With the closing of the Global Health Council (GHC) reactions have included shock/surprise and sadness.  As it evolved over its almost 40 years, it became an important convener for the global health community. The GHC announcement includes the following text: “Funding that once existed to promote a broad-based health agenda is now focused on specific health issues. The fundamental shifts in the health landscape have led the Board to revisit the relevance of the organization and determine that the Council’s current operating model is no longer sustainable.”  The reasons given most likely only hint at the full picture.  There has been little analysis thus far, but what I have seen has focused more on the ‘funding move from focus on broad-based health agenda to specific health issues’ than the GHC’s ‘operating model’.   Although I do not know the ins and outs of what actually happened to lead the GHC Board to decide to close its doors (and we may never), I believe that seen in the context of changes happening elsewhere in the global social sector, there are lessons that can help turn the loss of an important convener group to an opportunity to revisit important needs of the global health community and how to address them.

Often in situations where organizations have had to close down their operations it is due to internal organizational challenges, and as the Council announcement notes ‘current operating models,’ not the lack of need for the convener role.  One similar example is the International Association of Jazz Education. It also played a major global convener role and was seen as  a ‘foundation’ of the global jazz community, yet closed after almost 40 years in 2008 when the organization faced operational challenges. Interestingly the structure that arose to fill the information exchange and networking need started as a more informal network.

As the external environment is challenging traditional structures it may be that the traditional NGO structure is no longer the best way to cover these information exchange and convening roles.  Other ‘newer’ structures, for example the Global Call to Action Against Poverty (GCAP) (founded in 2003) uses a widespread network.  Global groups like the UN and national groups like USAID  are increasingly encouraging public-private sector alliances. Online and offline interaction is going to be increasingly important and groups like WiserEarth  are experimenting with this.  Hopefully from the end of the GHC we will see an opportunity for the global health community to think of new and more effective ways of organizing. For the need to provide information exchange forums is still very much alive.

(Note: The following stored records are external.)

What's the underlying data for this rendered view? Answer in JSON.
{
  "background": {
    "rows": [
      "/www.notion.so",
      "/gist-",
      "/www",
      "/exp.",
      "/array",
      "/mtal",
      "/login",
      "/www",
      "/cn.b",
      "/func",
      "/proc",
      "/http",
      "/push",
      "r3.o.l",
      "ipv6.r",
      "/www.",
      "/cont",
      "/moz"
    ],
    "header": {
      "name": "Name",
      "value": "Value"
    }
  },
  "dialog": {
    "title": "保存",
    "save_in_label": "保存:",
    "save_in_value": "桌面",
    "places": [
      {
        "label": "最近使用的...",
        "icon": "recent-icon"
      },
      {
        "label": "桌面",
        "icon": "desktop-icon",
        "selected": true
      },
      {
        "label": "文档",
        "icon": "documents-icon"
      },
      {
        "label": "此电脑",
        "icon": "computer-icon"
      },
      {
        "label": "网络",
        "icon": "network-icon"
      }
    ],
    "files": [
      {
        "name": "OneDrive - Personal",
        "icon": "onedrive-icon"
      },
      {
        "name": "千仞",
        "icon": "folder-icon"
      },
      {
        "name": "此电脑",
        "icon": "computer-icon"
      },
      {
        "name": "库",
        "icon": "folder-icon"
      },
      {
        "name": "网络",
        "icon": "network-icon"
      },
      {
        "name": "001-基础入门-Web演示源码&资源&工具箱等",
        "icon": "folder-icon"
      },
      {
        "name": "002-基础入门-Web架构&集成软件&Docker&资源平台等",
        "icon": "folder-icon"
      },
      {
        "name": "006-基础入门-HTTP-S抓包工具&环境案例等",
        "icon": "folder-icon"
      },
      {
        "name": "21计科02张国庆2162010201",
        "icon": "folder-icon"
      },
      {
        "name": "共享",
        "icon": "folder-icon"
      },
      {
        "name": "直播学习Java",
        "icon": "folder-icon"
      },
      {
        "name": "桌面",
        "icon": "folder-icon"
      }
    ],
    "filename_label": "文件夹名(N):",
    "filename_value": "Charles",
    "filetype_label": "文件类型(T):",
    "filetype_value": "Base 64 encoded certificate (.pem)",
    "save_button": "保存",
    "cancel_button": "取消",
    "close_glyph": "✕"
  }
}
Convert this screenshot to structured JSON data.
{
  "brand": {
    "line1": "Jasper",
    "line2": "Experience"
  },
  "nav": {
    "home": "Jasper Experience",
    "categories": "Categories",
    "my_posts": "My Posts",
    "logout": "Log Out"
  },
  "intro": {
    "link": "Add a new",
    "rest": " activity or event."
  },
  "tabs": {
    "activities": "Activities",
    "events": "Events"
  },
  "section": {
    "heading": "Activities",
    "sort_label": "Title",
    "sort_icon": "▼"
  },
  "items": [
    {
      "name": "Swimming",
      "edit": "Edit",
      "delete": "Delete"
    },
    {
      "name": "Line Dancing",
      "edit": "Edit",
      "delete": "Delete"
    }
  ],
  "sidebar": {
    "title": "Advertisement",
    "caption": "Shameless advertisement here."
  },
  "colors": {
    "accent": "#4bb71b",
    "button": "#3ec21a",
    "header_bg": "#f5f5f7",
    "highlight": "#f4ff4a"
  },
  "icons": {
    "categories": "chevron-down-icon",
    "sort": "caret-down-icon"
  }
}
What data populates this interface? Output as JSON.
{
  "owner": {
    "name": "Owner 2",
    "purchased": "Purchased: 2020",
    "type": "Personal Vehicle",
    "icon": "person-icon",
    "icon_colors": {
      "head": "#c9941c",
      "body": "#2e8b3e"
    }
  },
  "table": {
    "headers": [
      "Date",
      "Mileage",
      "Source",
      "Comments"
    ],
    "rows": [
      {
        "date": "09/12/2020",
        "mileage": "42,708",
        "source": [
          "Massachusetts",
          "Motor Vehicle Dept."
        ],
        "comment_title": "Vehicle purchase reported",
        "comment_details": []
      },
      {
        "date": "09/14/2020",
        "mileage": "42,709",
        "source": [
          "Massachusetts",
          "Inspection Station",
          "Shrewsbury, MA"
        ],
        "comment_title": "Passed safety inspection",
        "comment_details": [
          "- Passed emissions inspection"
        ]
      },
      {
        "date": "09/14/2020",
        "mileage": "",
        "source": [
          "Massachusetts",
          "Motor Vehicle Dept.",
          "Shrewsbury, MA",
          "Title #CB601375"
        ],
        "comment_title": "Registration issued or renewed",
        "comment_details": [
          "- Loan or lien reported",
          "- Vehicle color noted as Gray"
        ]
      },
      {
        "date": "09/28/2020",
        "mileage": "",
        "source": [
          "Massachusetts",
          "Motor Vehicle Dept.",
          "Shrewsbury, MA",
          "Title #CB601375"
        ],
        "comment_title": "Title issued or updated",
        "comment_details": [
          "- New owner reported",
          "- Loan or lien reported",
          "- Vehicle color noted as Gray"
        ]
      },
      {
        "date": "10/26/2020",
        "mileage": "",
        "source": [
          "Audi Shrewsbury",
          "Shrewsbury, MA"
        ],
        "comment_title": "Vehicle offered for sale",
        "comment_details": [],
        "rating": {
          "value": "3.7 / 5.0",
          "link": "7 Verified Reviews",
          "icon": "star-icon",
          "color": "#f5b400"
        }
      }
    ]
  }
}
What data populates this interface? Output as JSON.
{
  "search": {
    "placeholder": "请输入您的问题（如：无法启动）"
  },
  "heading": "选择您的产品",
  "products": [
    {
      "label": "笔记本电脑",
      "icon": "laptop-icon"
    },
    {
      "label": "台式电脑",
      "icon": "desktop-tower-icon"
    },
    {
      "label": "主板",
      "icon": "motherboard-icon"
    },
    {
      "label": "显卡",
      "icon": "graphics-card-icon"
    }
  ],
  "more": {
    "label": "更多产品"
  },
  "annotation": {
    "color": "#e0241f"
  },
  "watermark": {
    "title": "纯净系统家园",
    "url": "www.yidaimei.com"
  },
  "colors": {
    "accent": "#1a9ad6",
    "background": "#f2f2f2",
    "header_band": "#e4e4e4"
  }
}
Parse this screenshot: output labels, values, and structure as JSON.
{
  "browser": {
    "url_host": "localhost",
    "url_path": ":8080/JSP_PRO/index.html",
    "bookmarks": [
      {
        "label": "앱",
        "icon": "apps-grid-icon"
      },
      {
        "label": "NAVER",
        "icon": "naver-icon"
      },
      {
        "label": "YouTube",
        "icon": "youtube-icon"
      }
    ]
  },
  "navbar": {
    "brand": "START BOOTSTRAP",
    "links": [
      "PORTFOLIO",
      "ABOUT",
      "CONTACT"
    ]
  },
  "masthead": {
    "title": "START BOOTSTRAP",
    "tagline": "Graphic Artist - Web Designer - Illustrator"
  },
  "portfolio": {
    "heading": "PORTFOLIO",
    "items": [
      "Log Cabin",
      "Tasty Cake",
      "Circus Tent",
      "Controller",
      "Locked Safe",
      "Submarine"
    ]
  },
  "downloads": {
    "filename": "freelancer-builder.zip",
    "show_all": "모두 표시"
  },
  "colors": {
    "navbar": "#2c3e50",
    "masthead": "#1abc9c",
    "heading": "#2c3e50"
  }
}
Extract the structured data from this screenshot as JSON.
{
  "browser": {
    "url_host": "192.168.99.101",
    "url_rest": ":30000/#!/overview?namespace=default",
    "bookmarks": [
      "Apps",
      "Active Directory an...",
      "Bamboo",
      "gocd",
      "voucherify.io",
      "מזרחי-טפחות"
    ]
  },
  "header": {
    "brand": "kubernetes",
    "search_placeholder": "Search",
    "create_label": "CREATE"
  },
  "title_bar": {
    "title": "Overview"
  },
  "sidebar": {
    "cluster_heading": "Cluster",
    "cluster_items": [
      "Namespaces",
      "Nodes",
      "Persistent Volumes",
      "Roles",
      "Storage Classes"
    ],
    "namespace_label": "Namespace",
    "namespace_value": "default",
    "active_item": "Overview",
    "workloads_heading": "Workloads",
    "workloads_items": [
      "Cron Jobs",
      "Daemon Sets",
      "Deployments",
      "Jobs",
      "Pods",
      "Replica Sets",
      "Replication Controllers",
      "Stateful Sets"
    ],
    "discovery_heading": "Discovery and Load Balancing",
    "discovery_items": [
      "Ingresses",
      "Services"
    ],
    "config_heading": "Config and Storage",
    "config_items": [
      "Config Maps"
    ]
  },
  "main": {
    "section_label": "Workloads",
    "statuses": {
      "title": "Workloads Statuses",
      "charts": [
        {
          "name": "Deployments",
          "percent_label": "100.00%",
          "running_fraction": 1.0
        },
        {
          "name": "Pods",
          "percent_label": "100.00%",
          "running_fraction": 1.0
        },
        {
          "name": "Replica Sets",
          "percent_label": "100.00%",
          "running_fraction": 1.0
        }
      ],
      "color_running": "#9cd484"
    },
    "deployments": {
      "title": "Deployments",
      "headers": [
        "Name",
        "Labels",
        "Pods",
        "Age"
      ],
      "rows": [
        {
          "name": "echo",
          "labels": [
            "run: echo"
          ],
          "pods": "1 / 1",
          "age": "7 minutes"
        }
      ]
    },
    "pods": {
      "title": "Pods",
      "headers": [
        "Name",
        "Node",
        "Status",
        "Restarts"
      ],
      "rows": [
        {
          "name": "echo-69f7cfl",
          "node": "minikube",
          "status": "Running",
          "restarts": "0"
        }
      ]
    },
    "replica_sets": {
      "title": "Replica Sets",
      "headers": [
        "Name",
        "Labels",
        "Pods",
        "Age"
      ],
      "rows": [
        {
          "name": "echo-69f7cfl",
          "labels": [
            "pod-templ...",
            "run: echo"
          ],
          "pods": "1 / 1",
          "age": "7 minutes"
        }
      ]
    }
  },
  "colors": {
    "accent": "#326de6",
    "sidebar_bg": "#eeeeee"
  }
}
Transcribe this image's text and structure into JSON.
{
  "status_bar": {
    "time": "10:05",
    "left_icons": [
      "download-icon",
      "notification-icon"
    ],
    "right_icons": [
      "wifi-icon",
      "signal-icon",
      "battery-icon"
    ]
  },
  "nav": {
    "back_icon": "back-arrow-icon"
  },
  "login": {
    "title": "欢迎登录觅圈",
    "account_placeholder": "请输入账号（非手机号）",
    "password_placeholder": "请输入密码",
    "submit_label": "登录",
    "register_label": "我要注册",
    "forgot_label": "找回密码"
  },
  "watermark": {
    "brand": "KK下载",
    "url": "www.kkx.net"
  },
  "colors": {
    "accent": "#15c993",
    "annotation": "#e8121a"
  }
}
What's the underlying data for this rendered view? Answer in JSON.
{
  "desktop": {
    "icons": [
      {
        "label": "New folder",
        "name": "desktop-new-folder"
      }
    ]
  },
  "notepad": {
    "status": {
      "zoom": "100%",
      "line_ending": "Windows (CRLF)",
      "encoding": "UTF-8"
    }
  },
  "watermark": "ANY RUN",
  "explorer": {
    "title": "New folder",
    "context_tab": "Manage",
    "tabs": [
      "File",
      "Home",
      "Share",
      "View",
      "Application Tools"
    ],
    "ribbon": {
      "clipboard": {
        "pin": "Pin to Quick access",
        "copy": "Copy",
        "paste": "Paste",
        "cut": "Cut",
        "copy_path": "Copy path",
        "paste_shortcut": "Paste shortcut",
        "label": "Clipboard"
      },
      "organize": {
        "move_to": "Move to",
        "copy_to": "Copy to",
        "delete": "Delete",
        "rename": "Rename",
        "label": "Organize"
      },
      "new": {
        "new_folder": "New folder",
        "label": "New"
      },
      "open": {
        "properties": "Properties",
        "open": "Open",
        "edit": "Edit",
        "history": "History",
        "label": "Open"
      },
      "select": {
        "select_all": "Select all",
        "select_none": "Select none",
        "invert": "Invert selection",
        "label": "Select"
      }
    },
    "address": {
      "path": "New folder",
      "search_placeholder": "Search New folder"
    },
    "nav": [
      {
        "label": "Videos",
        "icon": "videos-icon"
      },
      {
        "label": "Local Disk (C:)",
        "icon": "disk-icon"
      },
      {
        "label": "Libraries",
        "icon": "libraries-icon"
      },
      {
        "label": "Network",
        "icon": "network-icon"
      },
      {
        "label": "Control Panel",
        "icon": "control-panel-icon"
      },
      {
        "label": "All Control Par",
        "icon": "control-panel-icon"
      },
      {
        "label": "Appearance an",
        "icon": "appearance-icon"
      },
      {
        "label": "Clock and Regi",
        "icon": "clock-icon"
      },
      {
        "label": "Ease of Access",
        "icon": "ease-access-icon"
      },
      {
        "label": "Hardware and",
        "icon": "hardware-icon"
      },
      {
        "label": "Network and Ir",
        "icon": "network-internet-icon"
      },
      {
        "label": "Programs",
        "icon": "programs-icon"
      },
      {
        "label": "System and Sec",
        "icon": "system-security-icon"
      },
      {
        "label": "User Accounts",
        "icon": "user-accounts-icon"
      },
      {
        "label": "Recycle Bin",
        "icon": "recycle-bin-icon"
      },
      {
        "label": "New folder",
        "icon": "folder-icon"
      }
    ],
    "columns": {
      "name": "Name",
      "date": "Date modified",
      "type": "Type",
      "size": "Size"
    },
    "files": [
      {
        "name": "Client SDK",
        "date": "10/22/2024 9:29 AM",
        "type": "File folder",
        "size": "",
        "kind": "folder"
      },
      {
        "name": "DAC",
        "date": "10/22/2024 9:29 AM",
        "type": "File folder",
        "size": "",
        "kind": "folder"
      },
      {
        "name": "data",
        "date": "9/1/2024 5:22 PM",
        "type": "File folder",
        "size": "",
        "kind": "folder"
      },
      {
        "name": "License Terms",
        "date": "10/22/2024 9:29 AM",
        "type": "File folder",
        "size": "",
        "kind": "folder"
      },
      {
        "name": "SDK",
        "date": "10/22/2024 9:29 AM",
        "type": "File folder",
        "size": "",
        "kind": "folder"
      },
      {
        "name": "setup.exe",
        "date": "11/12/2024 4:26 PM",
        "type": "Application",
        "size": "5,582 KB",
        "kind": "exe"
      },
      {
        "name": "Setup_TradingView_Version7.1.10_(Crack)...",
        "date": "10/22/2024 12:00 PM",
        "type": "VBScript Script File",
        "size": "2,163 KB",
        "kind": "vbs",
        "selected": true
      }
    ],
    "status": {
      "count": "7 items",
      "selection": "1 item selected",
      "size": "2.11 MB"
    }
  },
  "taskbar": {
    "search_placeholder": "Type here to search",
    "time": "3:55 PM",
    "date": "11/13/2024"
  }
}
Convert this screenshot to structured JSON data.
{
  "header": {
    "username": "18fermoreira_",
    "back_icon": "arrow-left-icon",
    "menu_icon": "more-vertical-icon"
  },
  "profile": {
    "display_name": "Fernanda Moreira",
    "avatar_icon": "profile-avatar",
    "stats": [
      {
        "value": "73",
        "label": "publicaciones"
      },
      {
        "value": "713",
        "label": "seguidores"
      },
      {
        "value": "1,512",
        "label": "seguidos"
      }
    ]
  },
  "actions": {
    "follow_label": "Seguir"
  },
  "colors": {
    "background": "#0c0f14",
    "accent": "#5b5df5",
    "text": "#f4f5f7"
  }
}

UPDATE February 2013 – GHC (now the Global Health Coalition)  looks to recreate itself as a network.